The Covered Business must: retain all records relating to compliance with this Order for a period of five years from the last day that this Order is effective (including any renewals of this Order); store such records in a manner accessible within a reasonable period of time; and make such records available to FinCEN or any other appropriate law enforcement or regulatory agency, upon request.
The Covered Business must supervise, and is responsible for, compliance by each of its officers, directors, employees, and agents with the terms of this Order.  The Covered Business must transmit this order to each of its agents.  The Covered Business must also transmit the Order to its Chief Executive Officer or other similarly acting manager.
Penalties for Non-compliance
The Covered Business and any of its officers, directors, employees, and agents may be liable, without limitation, for civil or criminal penalties for violating any of the terms of this Order.
Source: Fin-CEN

In the meantime, expect officials to continue their struggle regarding beneficial ownership due diligence. FinCEN’s own rule proposal, lingering for nearly a year, may not go far enough in Delston’s opinion because it only requires self-certification by owners. “There are large swaths of the real estate sector that are currently not covered at all under the regulatory regime,” he says. Real estate agents, in particular, are targeted by FATF’s international standards, as embodied in its AML recommendations. The U.S. is not in compliance with international standards, Delston explains, because FATF has stated in its mutual evaluation of the U.S. that they are going to find, as they have in the past, that large sectors, including real estate agents, are not covered by measures such as the requirement for an AML program, the filing of Suspicious Activity Reports, and appointment of an AML compliance officer.

“It can be easy to determine if the buyer is a nominee or is a straw buyer in some cases,” Delston adds. “A simple internet search will uncover the fact that they are a lawyer accountant or consultant who wouldn’t ordinarily be buying this level of real estate. What’s really difficult, and sometimes impossible, is when the nominee is a family member, a close family friend, a business associate, and perhaps someone with a different last name and from a different country.

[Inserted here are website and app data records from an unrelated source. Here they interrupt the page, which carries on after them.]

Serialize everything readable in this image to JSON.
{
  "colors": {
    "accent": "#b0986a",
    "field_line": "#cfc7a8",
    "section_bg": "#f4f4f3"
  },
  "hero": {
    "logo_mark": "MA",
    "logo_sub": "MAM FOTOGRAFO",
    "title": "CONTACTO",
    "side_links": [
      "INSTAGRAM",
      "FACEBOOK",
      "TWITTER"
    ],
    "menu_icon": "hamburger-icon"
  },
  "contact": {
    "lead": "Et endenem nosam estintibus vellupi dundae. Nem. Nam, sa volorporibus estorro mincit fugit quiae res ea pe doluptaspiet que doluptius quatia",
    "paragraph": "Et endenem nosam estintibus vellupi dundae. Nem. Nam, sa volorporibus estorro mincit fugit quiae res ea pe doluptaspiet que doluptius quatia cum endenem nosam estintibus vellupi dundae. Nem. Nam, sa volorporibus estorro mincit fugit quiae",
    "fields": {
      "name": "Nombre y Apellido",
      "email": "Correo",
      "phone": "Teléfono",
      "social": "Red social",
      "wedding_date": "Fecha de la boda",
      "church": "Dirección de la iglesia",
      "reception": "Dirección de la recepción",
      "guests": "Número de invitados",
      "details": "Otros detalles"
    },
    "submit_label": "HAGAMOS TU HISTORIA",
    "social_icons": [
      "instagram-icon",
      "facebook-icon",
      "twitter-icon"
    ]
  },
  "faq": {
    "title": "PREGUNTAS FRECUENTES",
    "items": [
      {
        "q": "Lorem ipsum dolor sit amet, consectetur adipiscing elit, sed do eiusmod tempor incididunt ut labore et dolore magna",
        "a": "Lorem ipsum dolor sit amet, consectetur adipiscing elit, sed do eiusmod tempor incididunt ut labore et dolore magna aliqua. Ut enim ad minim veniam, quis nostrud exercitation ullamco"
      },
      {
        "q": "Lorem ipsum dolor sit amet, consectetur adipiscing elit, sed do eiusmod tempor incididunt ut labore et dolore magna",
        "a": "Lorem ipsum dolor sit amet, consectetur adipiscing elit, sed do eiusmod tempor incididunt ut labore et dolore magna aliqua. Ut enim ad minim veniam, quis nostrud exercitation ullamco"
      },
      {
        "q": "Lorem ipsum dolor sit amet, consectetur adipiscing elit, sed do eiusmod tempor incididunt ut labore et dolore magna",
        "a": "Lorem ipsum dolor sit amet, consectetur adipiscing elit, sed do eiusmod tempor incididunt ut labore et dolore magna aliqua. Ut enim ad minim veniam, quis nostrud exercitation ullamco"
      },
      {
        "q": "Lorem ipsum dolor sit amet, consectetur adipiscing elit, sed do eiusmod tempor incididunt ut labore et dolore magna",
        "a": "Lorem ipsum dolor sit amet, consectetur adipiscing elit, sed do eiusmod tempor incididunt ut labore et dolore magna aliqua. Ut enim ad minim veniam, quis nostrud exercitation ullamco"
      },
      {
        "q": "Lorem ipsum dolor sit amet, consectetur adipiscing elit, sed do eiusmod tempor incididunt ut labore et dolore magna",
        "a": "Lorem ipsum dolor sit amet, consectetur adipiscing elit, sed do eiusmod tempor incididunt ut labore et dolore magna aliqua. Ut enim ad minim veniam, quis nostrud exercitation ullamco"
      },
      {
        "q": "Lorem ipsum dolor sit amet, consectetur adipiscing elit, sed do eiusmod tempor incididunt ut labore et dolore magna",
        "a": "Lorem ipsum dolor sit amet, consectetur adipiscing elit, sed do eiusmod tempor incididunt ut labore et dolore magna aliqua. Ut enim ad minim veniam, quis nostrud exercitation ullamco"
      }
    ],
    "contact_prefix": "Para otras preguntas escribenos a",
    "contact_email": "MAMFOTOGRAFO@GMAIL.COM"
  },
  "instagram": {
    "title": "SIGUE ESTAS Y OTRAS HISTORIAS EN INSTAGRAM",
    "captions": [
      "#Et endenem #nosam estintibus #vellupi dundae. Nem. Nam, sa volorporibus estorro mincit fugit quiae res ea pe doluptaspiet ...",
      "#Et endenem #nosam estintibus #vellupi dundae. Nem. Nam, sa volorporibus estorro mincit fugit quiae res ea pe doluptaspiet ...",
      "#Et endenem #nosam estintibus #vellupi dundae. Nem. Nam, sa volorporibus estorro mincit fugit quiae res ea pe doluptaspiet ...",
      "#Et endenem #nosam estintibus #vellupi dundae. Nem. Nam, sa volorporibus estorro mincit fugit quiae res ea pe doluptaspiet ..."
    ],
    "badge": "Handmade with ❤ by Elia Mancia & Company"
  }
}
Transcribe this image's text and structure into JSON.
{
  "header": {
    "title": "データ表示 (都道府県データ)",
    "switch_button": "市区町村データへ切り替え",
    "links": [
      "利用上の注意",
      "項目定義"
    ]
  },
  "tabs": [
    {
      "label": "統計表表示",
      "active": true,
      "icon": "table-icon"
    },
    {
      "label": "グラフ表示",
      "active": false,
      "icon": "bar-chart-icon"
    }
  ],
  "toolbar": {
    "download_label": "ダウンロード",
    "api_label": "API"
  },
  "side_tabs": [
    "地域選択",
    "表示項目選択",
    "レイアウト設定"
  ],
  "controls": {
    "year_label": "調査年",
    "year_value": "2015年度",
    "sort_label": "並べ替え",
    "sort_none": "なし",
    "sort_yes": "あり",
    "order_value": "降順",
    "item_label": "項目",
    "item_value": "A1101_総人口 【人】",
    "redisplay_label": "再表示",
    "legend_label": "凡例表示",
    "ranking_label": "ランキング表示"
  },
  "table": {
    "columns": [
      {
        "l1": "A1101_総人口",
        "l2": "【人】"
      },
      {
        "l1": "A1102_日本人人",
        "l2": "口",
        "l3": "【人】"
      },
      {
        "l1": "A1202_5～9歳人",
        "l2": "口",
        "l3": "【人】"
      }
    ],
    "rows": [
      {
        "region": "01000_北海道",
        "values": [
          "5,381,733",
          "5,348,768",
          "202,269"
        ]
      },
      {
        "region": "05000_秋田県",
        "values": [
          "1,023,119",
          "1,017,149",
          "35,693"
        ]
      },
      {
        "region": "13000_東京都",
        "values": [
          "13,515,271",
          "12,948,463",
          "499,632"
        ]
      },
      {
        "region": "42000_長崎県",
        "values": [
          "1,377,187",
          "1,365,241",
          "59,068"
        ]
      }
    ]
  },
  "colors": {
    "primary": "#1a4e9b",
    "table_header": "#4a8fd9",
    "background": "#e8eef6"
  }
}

When you have the kind of wealth this order is aimed at, you can find lots of people who will help you do things.”

The limited scope of the GTO suggests that FinCEN wants to evaluate its effect before deciding to broaden its attack, says Eric Berg, special counsel with Foley & Lardner and a former trial attorney at the Department of Justice, who conducted financial and real estate investigations connected to foreign corruption with the DOJ’s “Kleptocracy Initiative,” and who is an expert on the use of electronic surveillance in undercover criminal investigations. “They will certainly look at the effect it has because it is only a temporary measure. Future moves will be based upon it,” he says. 

“It is sensible to use GTOs because they can help FinCEN determine whether there really is a problem, and whether further regulation of a segment is necessary,” says Stephen Heifetz, a partner with the law firm Steptoe & Johnson. “The industry might say, as they often do, that if there may only be one in 10,000 transactions by some bad seed, then is this really the most efficient way to use society’s resources? That’s a fair query.”

FinCEN, however, needs to determine whether there is a problem, and with these GTOs and the increased transparency they provide to be able to determine whether further regulation is necessary, he says. “It is a way FinCEN can be active and properly demonstrate they are keeping their eye on the ball, but doing so in a measured way.”

As for future FinCEN targets, Heifetz sees a likely increase of scrutiny related to casinos, Bitcoin-related businesses, crowdfunding initiatives and money services businesses.

“An important thing for any financial institution under the very broad FinCEN definition is that you can come into compliance pretty easily,” he says. “It generally doesn’t take a lot of work to have a basic compliance program that is a satisfactory and reasonable deterrent. I don’t think that in these areas the federal government is playing a ‘gotcha’ game. They are expecting a fairly basic level of compliance, even by smaller institutions.”